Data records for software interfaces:

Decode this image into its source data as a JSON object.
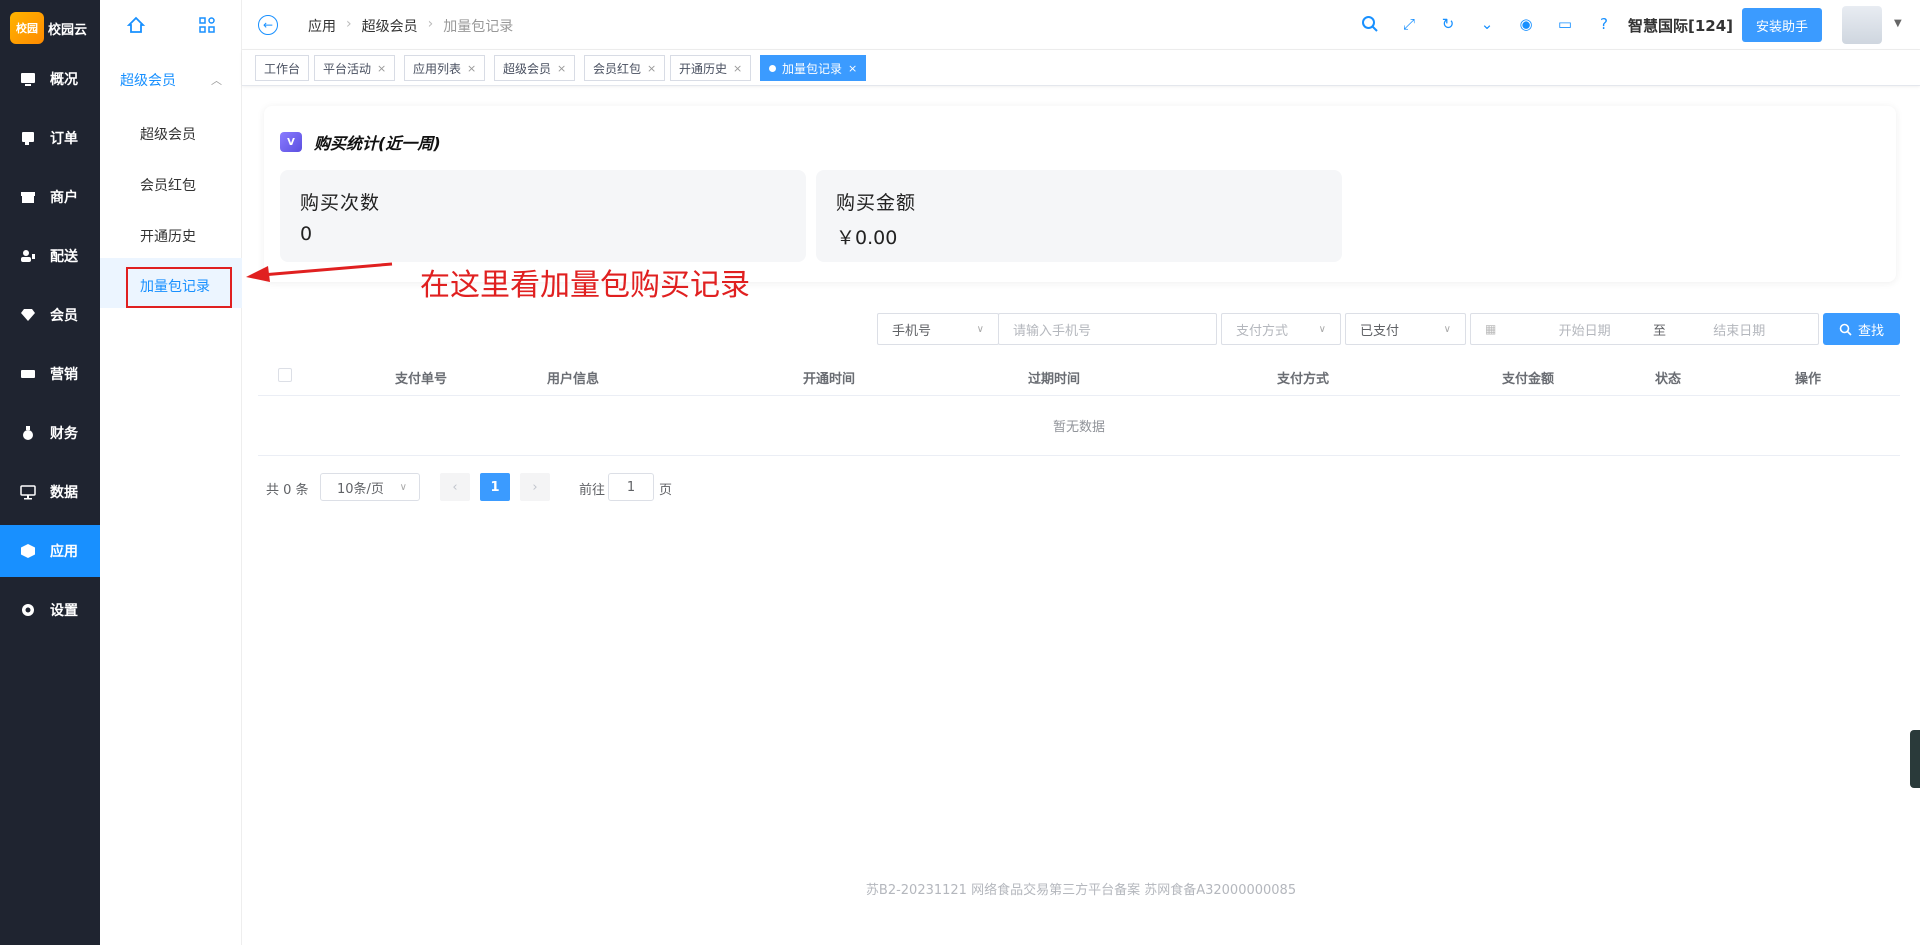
{
  "logo": {
    "mark": "校园",
    "name": "校园云"
  },
  "nav": [
    {
      "label": "概况",
      "icon": "dashboard-icon"
    },
    {
      "label": "订单",
      "icon": "order-icon"
    },
    {
      "label": "商户",
      "icon": "store-icon"
    },
    {
      "label": "配送",
      "icon": "delivery-icon"
    },
    {
      "label": "会员",
      "icon": "diamond-icon"
    },
    {
      "label": "营销",
      "icon": "ticket-icon"
    },
    {
      "label": "财务",
      "icon": "money-bag-icon"
    },
    {
      "label": "数据",
      "icon": "chart-monitor-icon"
    },
    {
      "label": "应用",
      "icon": "cube-icon",
      "active": true
    },
    {
      "label": "设置",
      "icon": "settings-icon"
    }
  ],
  "submenu": {
    "group": "超级会员",
    "items": [
      "超级会员",
      "会员红包",
      "开通历史",
      "加量包记录"
    ],
    "active": "加量包记录"
  },
  "header": {
    "breadcrumb": [
      "应用",
      "超级会员",
      "加量包记录"
    ],
    "tenant": "智慧国际[124]",
    "install_button": "安装助手"
  },
  "tabs": [
    {
      "label": "工作台",
      "closable": false
    },
    {
      "label": "平台活动",
      "closable": true
    },
    {
      "label": "应用列表",
      "closable": true
    },
    {
      "label": "超级会员",
      "closable": true
    },
    {
      "label": "会员红包",
      "closable": true
    },
    {
      "label": "开通历史",
      "closable": true
    },
    {
      "label": "加量包记录",
      "closable": true,
      "active": true
    }
  ],
  "tab_close": "×",
  "stats": {
    "title": "购买统计(近一周)",
    "badge": "V",
    "count_label": "购买次数",
    "count_value": "0",
    "amount_label": "购买金额",
    "amount_value": "￥0.00"
  },
  "annotation": "在这里看加量包购买记录",
  "filters": {
    "field_select": "手机号",
    "phone_placeholder": "请输入手机号",
    "pay_method_placeholder": "支付方式",
    "status_select": "已支付",
    "start_placeholder": "开始日期",
    "range_sep": "至",
    "end_placeholder": "结束日期",
    "search_button": "查找"
  },
  "table": {
    "columns": [
      "支付单号",
      "用户信息",
      "开通时间",
      "过期时间",
      "支付方式",
      "支付金额",
      "状态",
      "操作"
    ],
    "empty_text": "暂无数据"
  },
  "pagination": {
    "total": "共 0 条",
    "page_size": "10条/页",
    "current": "1",
    "goto_label": "前往",
    "goto_value": "1",
    "page_suffix": "页"
  },
  "footer": "苏B2-20231121  网络食品交易第三方平台备案 苏网食备A32000000085",
  "colors": {
    "primary": "#1890ff",
    "sidebar": "#1f2430",
    "annotation": "#e02020"
  }
}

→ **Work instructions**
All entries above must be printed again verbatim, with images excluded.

→ **Response area**
Decode this image into its source data as a JSON object.
{
  "logo": {
    "mark": "校园",
    "name": "校园云"
  },
  "nav": [
    {
      "label": "概况",
      "icon": "dashboard-icon"
    },
    {
      "label": "订单",
      "icon": "order-icon"
    },
    {
      "label": "商户",
      "icon": "store-icon"
    },
    {
      "label": "配送",
      "icon": "delivery-icon"
    },
    {
      "label": "会员",
      "icon": "diamond-icon"
    },
    {
      "label": "营销",
      "icon": "ticket-icon"
    },
    {
      "label": "财务",
      "icon": "money-bag-icon"
    },
    {
      "label": "数据",
      "icon": "chart-monitor-icon"
    },
    {
      "label": "应用",
      "icon": "cube-icon",
      "active": true
    },
    {
      "label": "设置",
      "icon": "settings-icon"
    }
  ],
  "submenu": {
    "group": "超级会员",
    "items": [
      "超级会员",
      "会员红包",
      "开通历史",
      "加量包记录"
    ],
    "active": "加量包记录"
  },
  "header": {
    "breadcrumb": [
      "应用",
      "超级会员",
      "加量包记录"
    ],
    "tenant": "智慧国际[124]",
    "install_button": "安装助手"
  },
  "tabs": [
    {
      "label": "工作台",
      "closable": false
    },
    {
      "label": "平台活动",
      "closable": true
    },
    {
      "label": "应用列表",
      "closable": true
    },
    {
      "label": "超级会员",
      "closable": true
    },
    {
      "label": "会员红包",
      "closable": true
    },
    {
      "label": "开通历史",
      "closable": true
    },
    {
      "label": "加量包记录",
      "closable": true,
      "active": true
    }
  ],
  "tab_close": "×",
  "stats": {
    "title": "购买统计(近一周)",
    "badge": "V",
    "count_label": "购买次数",
    "count_value": "0",
    "amount_label": "购买金额",
    "amount_value": "￥0.00"
  },
  "annotation": "在这里看加量包购买记录",
  "filters": {
    "field_select": "手机号",
    "phone_placeholder": "请输入手机号",
    "pay_method_placeholder": "支付方式",
    "status_select": "已支付",
    "start_placeholder": "开始日期",
    "range_sep": "至",
    "end_placeholder": "结束日期",
    "search_button": "查找"
  },
  "table": {
    "columns": [
      "支付单号",
      "用户信息",
      "开通时间",
      "过期时间",
      "支付方式",
      "支付金额",
      "状态",
      "操作"
    ],
    "empty_text": "暂无数据"
  },
  "pagination": {
    "total": "共 0 条",
    "page_size": "10条/页",
    "current": "1",
    "goto_label": "前往",
    "goto_value": "1",
    "page_suffix": "页"
  },
  "footer": "苏B2-20231121  网络食品交易第三方平台备案 苏网食备A32000000085",
  "colors": {
    "primary": "#1890ff",
    "sidebar": "#1f2430",
    "annotation": "#e02020"
  }
}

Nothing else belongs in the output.